* [WHAT IS NEEDED] Tally the lines of the records that contain the string "Value", then give the total and nothing more.

Records from a collection
== == ==

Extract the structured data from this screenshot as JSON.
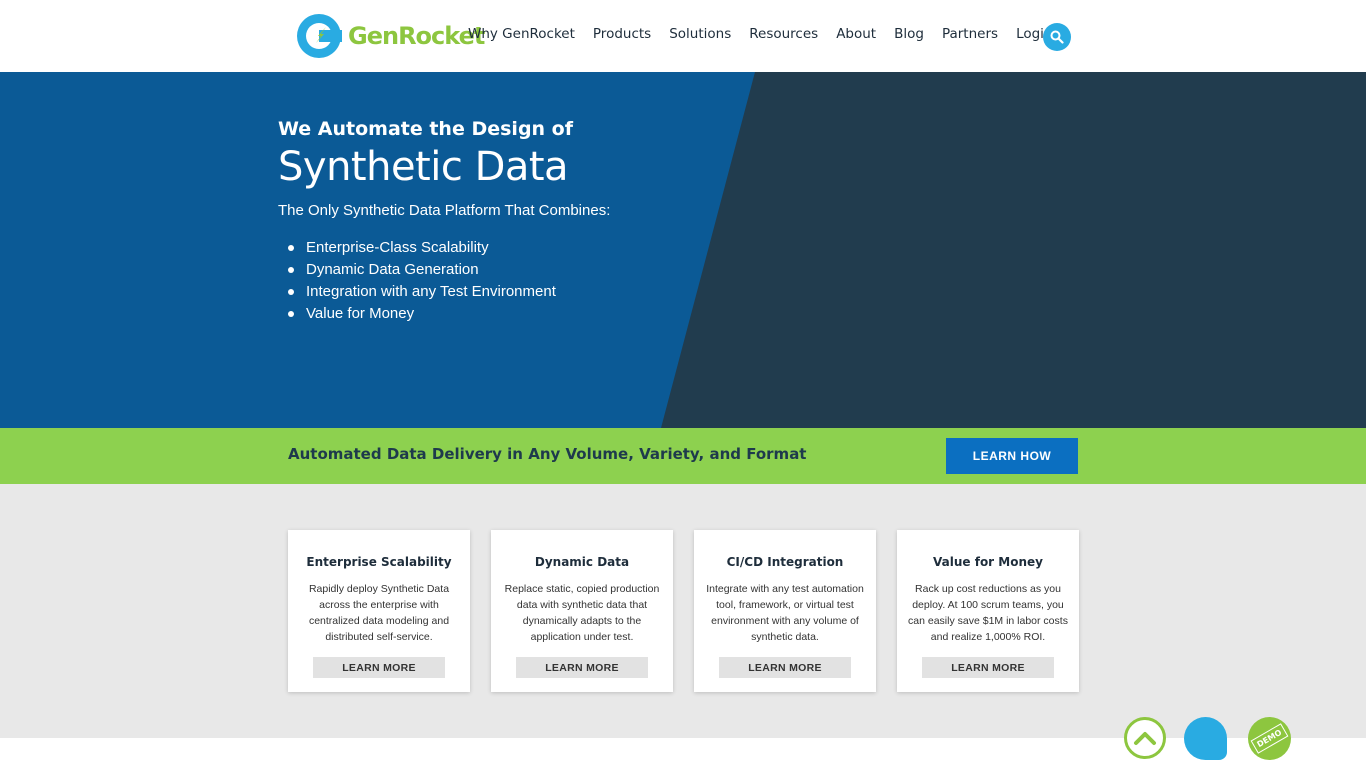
{
  "header": {
    "logo_text": "GenRocket",
    "nav": [
      "Why GenRocket",
      "Products",
      "Solutions",
      "Resources",
      "About",
      "Blog",
      "Partners",
      "Login"
    ],
    "search_icon": "search-icon"
  },
  "hero": {
    "kicker": "We Automate the Design of",
    "title": "Synthetic Data",
    "intro": "The Only Synthetic Data Platform That Combines:",
    "bullets": [
      "Enterprise-Class Scalability",
      "Dynamic Data Generation",
      "Integration with any Test Environment",
      "Value for Money"
    ]
  },
  "band": {
    "text": "Automated Data Delivery in Any Volume, Variety, and Format",
    "button": "LEARN HOW"
  },
  "cards": [
    {
      "title": "Enterprise Scalability",
      "body": "Rapidly deploy Synthetic Data across the enterprise with centralized data modeling and distributed self-service.",
      "button": "LEARN MORE"
    },
    {
      "title": "Dynamic Data",
      "body": "Replace static, copied production data with synthetic data that dynamically adapts to the application under test.",
      "button": "LEARN MORE"
    },
    {
      "title": "CI/CD Integration",
      "body": "Integrate with any test automation tool, framework, or virtual test environment with any volume of synthetic data.",
      "button": "LEARN MORE"
    },
    {
      "title": "Value for Money",
      "body": "Rack up cost reductions as you deploy. At 100 scrum teams, you can easily save $1M in labor costs and realize 1,000% ROI.",
      "button": "LEARN MORE"
    }
  ],
  "floating": {
    "demo_label": "DEMO"
  },
  "colors": {
    "hero_blue": "#0b5a96",
    "hero_dark": "#213c4e",
    "band_green": "#8dd14f",
    "button_blue": "#0b6fc1",
    "accent_cyan": "#29abe2",
    "logo_green": "#8dc63f"
  }
}
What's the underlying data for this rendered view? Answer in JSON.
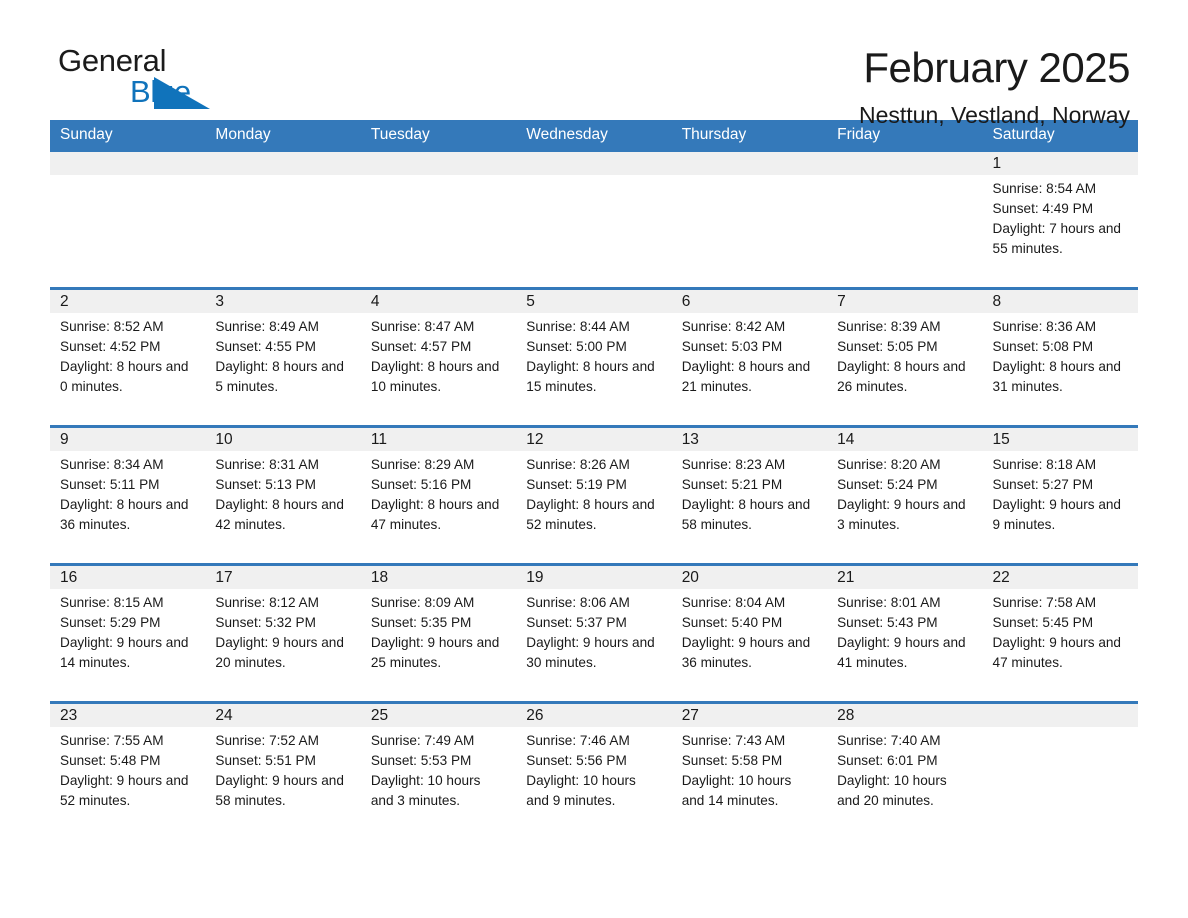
{
  "brand": {
    "name_part1": "General",
    "name_part2": "Blue",
    "accent_color": "#1073bb"
  },
  "header": {
    "title": "February 2025",
    "subtitle": "Nesttun, Vestland, Norway"
  },
  "theme": {
    "header_blue": "#3479ba",
    "day_strip_gray": "#f0f0f0"
  },
  "weekday_headers": [
    "Sunday",
    "Monday",
    "Tuesday",
    "Wednesday",
    "Thursday",
    "Friday",
    "Saturday"
  ],
  "labels": {
    "sunrise_prefix": "Sunrise:",
    "sunset_prefix": "Sunset:",
    "daylight_prefix": "Daylight:"
  },
  "weeks": [
    {
      "days": [
        {
          "day": "",
          "sunrise": "",
          "sunset": "",
          "daylight": "",
          "empty": true
        },
        {
          "day": "",
          "sunrise": "",
          "sunset": "",
          "daylight": "",
          "empty": true
        },
        {
          "day": "",
          "sunrise": "",
          "sunset": "",
          "daylight": "",
          "empty": true
        },
        {
          "day": "",
          "sunrise": "",
          "sunset": "",
          "daylight": "",
          "empty": true
        },
        {
          "day": "",
          "sunrise": "",
          "sunset": "",
          "daylight": "",
          "empty": true
        },
        {
          "day": "",
          "sunrise": "",
          "sunset": "",
          "daylight": "",
          "empty": true
        },
        {
          "day": "1",
          "sunrise": "Sunrise: 8:54 AM",
          "sunset": "Sunset: 4:49 PM",
          "daylight": "Daylight: 7 hours and 55 minutes.",
          "empty": false
        }
      ]
    },
    {
      "days": [
        {
          "day": "2",
          "sunrise": "Sunrise: 8:52 AM",
          "sunset": "Sunset: 4:52 PM",
          "daylight": "Daylight: 8 hours and 0 minutes.",
          "empty": false
        },
        {
          "day": "3",
          "sunrise": "Sunrise: 8:49 AM",
          "sunset": "Sunset: 4:55 PM",
          "daylight": "Daylight: 8 hours and 5 minutes.",
          "empty": false
        },
        {
          "day": "4",
          "sunrise": "Sunrise: 8:47 AM",
          "sunset": "Sunset: 4:57 PM",
          "daylight": "Daylight: 8 hours and 10 minutes.",
          "empty": false
        },
        {
          "day": "5",
          "sunrise": "Sunrise: 8:44 AM",
          "sunset": "Sunset: 5:00 PM",
          "daylight": "Daylight: 8 hours and 15 minutes.",
          "empty": false
        },
        {
          "day": "6",
          "sunrise": "Sunrise: 8:42 AM",
          "sunset": "Sunset: 5:03 PM",
          "daylight": "Daylight: 8 hours and 21 minutes.",
          "empty": false
        },
        {
          "day": "7",
          "sunrise": "Sunrise: 8:39 AM",
          "sunset": "Sunset: 5:05 PM",
          "daylight": "Daylight: 8 hours and 26 minutes.",
          "empty": false
        },
        {
          "day": "8",
          "sunrise": "Sunrise: 8:36 AM",
          "sunset": "Sunset: 5:08 PM",
          "daylight": "Daylight: 8 hours and 31 minutes.",
          "empty": false
        }
      ]
    },
    {
      "days": [
        {
          "day": "9",
          "sunrise": "Sunrise: 8:34 AM",
          "sunset": "Sunset: 5:11 PM",
          "daylight": "Daylight: 8 hours and 36 minutes.",
          "empty": false
        },
        {
          "day": "10",
          "sunrise": "Sunrise: 8:31 AM",
          "sunset": "Sunset: 5:13 PM",
          "daylight": "Daylight: 8 hours and 42 minutes.",
          "empty": false
        },
        {
          "day": "11",
          "sunrise": "Sunrise: 8:29 AM",
          "sunset": "Sunset: 5:16 PM",
          "daylight": "Daylight: 8 hours and 47 minutes.",
          "empty": false
        },
        {
          "day": "12",
          "sunrise": "Sunrise: 8:26 AM",
          "sunset": "Sunset: 5:19 PM",
          "daylight": "Daylight: 8 hours and 52 minutes.",
          "empty": false
        },
        {
          "day": "13",
          "sunrise": "Sunrise: 8:23 AM",
          "sunset": "Sunset: 5:21 PM",
          "daylight": "Daylight: 8 hours and 58 minutes.",
          "empty": false
        },
        {
          "day": "14",
          "sunrise": "Sunrise: 8:20 AM",
          "sunset": "Sunset: 5:24 PM",
          "daylight": "Daylight: 9 hours and 3 minutes.",
          "empty": false
        },
        {
          "day": "15",
          "sunrise": "Sunrise: 8:18 AM",
          "sunset": "Sunset: 5:27 PM",
          "daylight": "Daylight: 9 hours and 9 minutes.",
          "empty": false
        }
      ]
    },
    {
      "days": [
        {
          "day": "16",
          "sunrise": "Sunrise: 8:15 AM",
          "sunset": "Sunset: 5:29 PM",
          "daylight": "Daylight: 9 hours and 14 minutes.",
          "empty": false
        },
        {
          "day": "17",
          "sunrise": "Sunrise: 8:12 AM",
          "sunset": "Sunset: 5:32 PM",
          "daylight": "Daylight: 9 hours and 20 minutes.",
          "empty": false
        },
        {
          "day": "18",
          "sunrise": "Sunrise: 8:09 AM",
          "sunset": "Sunset: 5:35 PM",
          "daylight": "Daylight: 9 hours and 25 minutes.",
          "empty": false
        },
        {
          "day": "19",
          "sunrise": "Sunrise: 8:06 AM",
          "sunset": "Sunset: 5:37 PM",
          "daylight": "Daylight: 9 hours and 30 minutes.",
          "empty": false
        },
        {
          "day": "20",
          "sunrise": "Sunrise: 8:04 AM",
          "sunset": "Sunset: 5:40 PM",
          "daylight": "Daylight: 9 hours and 36 minutes.",
          "empty": false
        },
        {
          "day": "21",
          "sunrise": "Sunrise: 8:01 AM",
          "sunset": "Sunset: 5:43 PM",
          "daylight": "Daylight: 9 hours and 41 minutes.",
          "empty": false
        },
        {
          "day": "22",
          "sunrise": "Sunrise: 7:58 AM",
          "sunset": "Sunset: 5:45 PM",
          "daylight": "Daylight: 9 hours and 47 minutes.",
          "empty": false
        }
      ]
    },
    {
      "days": [
        {
          "day": "23",
          "sunrise": "Sunrise: 7:55 AM",
          "sunset": "Sunset: 5:48 PM",
          "daylight": "Daylight: 9 hours and 52 minutes.",
          "empty": false
        },
        {
          "day": "24",
          "sunrise": "Sunrise: 7:52 AM",
          "sunset": "Sunset: 5:51 PM",
          "daylight": "Daylight: 9 hours and 58 minutes.",
          "empty": false
        },
        {
          "day": "25",
          "sunrise": "Sunrise: 7:49 AM",
          "sunset": "Sunset: 5:53 PM",
          "daylight": "Daylight: 10 hours and 3 minutes.",
          "empty": false
        },
        {
          "day": "26",
          "sunrise": "Sunrise: 7:46 AM",
          "sunset": "Sunset: 5:56 PM",
          "daylight": "Daylight: 10 hours and 9 minutes.",
          "empty": false
        },
        {
          "day": "27",
          "sunrise": "Sunrise: 7:43 AM",
          "sunset": "Sunset: 5:58 PM",
          "daylight": "Daylight: 10 hours and 14 minutes.",
          "empty": false
        },
        {
          "day": "28",
          "sunrise": "Sunrise: 7:40 AM",
          "sunset": "Sunset: 6:01 PM",
          "daylight": "Daylight: 10 hours and 20 minutes.",
          "empty": false
        },
        {
          "day": "",
          "sunrise": "",
          "sunset": "",
          "daylight": "",
          "empty": true
        }
      ]
    }
  ]
}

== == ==

* [EXERCISE SOLUTION] 2